Thursday, Sept. 4, 2008 | 2:10 a.m.
If members of the Army Corps of Engineers assigned to duty in New Orleans are still high-fiving one another three days after Hurricane Gustav pounded the city, who can blame them?
Even though the hurricane’s ferocity at landfall registered “only” at the Category 2 level — forecasters had warned it could reach Category 4 — the fact that no major flooding occurred signifies a triumph, at least for now, of the corps over nature.
A low point for the corps came in June 2006 when it accepted a majority of the blame for New Orleans’ devastation three years ago after Hurricane Katrina.
The corps admitted its original designs for the city’s 350-mile hurricane protection system were flawed, and that it had not properly maintained the system.
In contrast to this admission, the corps also had good news that month — since Katrina it had either rebuilt, strengthened or repaired 256 miles of levees and flood walls.
Funded by billions specially appropriated by Congress, the corps had met its goal — to make major improvements by the start of the 2006 hurricane season. Those improvements took a beating Monday and Tuesday during Hurricane Gustav, but they did not give way.
The corps, however, is only about a third of the way finished in restructuring the protection system. The project, with a mostly federal budget of $14.6 billion, is scheduled to be completed in 2011.
Despite the success so far, there are skeptics. A civil engineer in New Orleans and member of a local advocacy group Levees.org told National Public Radio on Wednesday that he wonders “if the plans that are currently in the making will really ever be implemented.”
And Louisiana Gov. Bobby Jindal expressed concern on the same show about whether the corps will ultimately build a protection system strong enough to withstand another Category 5 hurricane.
Our view is that the next Congress and the next presidential administration should view this project as an urgent priority.
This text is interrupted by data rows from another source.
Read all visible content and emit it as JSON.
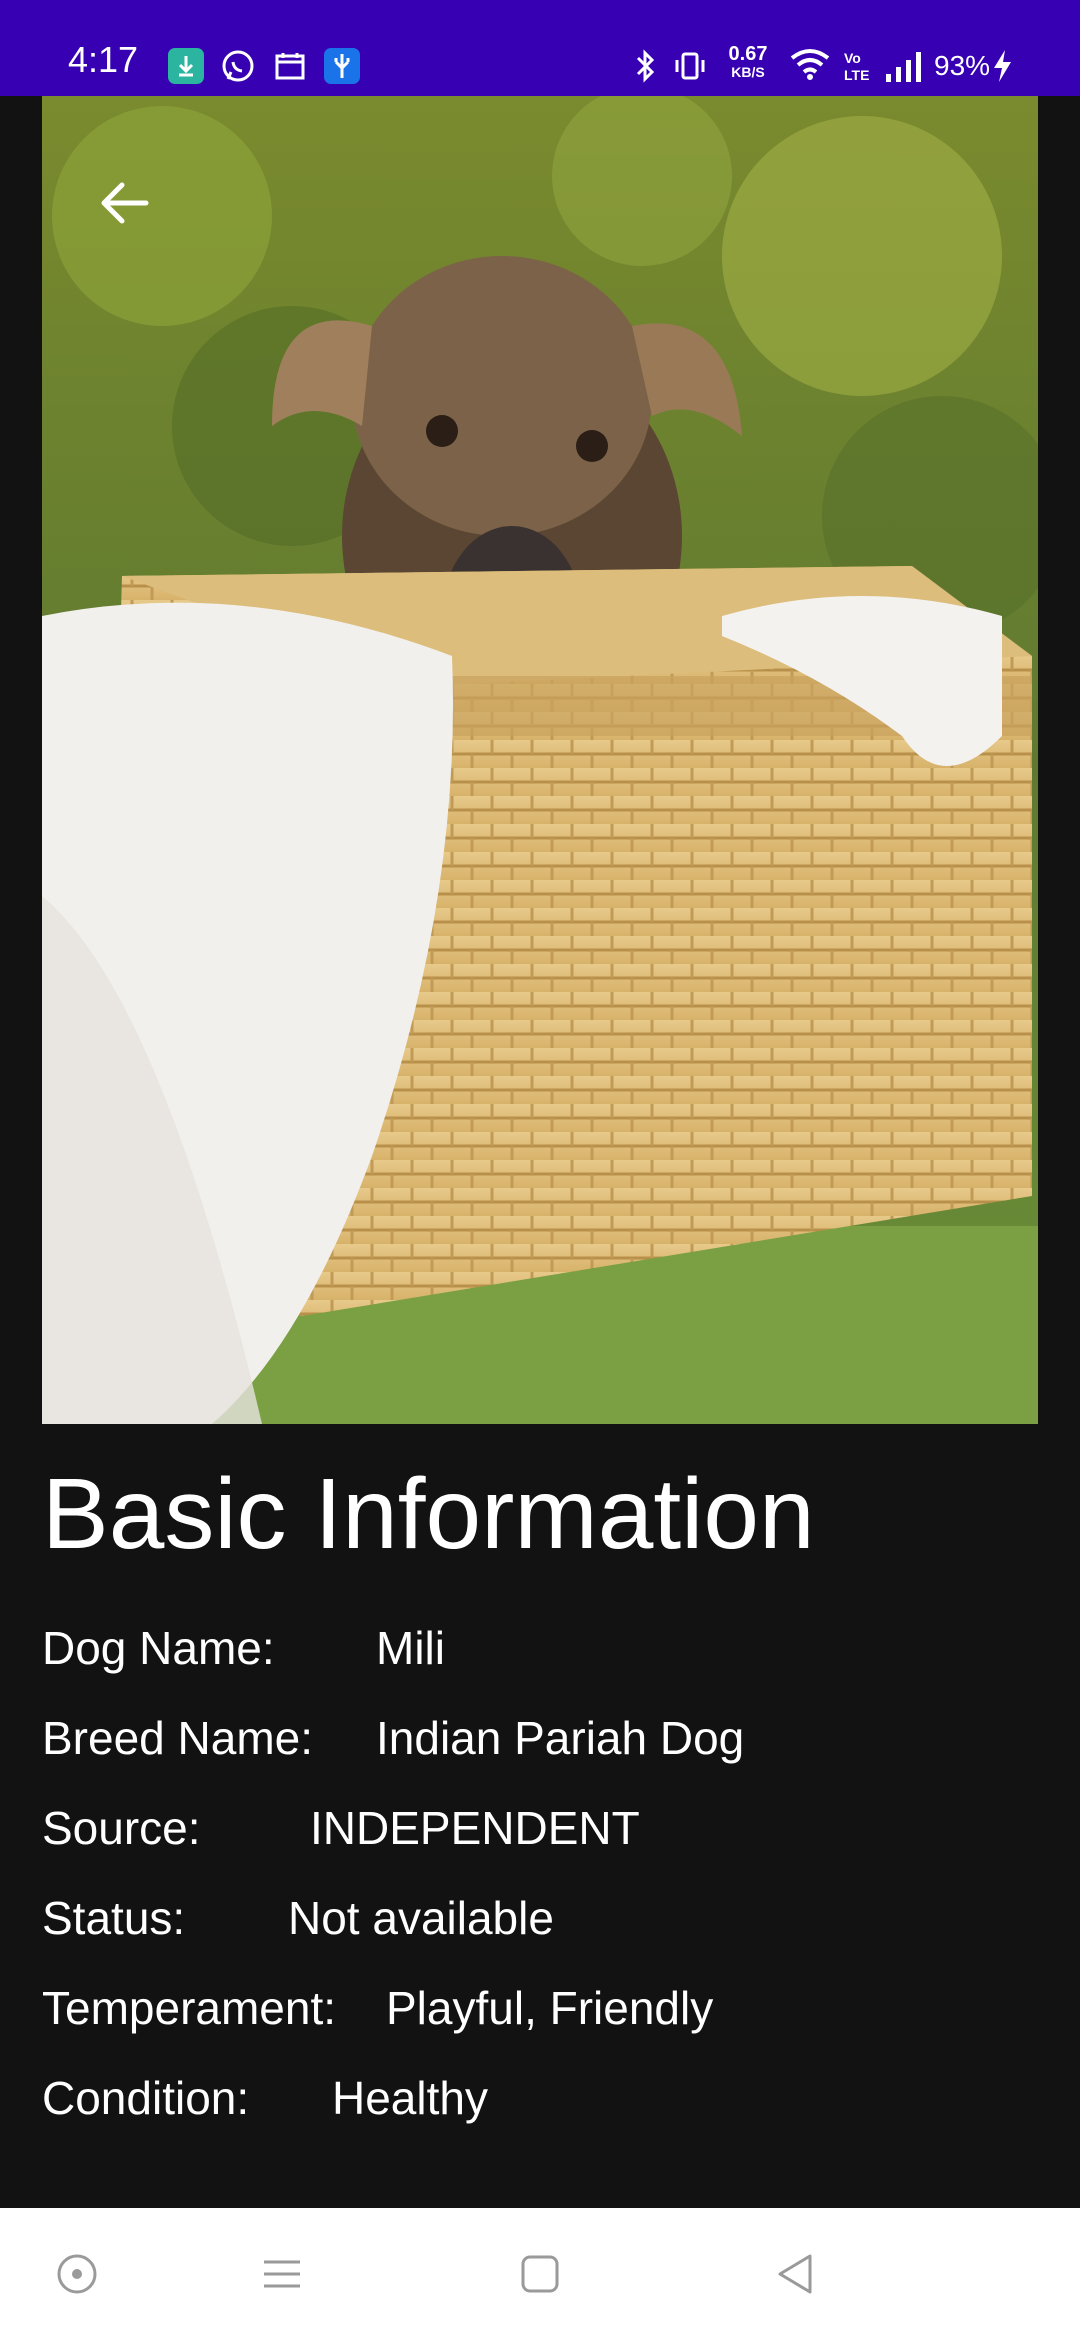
{
  "status_bar": {
    "time": "4:17",
    "notification_icons": [
      "download-icon",
      "whatsapp-icon",
      "calendar-icon",
      "usb-icon"
    ],
    "network_speed": "0.67",
    "network_speed_unit": "KB/S",
    "battery_percent": "93%",
    "colors": {
      "background": "#3700b3"
    }
  },
  "photo": {
    "subject": "puppy-in-basket-photo"
  },
  "header": {
    "back_icon": "arrow-left-icon"
  },
  "section": {
    "title": "Basic Information",
    "fields": [
      {
        "label": "Dog Name:",
        "value": "Mili"
      },
      {
        "label": "Breed Name:",
        "value": "Indian Pariah Dog"
      },
      {
        "label": "Source:",
        "value": "INDEPENDENT"
      },
      {
        "label": "Status:",
        "value": "Not available"
      },
      {
        "label": "Temperament:",
        "value": "Playful, Friendly"
      },
      {
        "label": "Condition:",
        "value": "Healthy"
      }
    ]
  },
  "nav_bar": {
    "buttons": [
      "assistant-button",
      "recents-button",
      "home-button",
      "back-button"
    ]
  },
  "colors": {
    "page_background": "#121212",
    "text": "#ffffff"
  }
}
A long delay, or any compromise on the strength of the system to save money, would place New Orleans in jeopardy every hurricane season.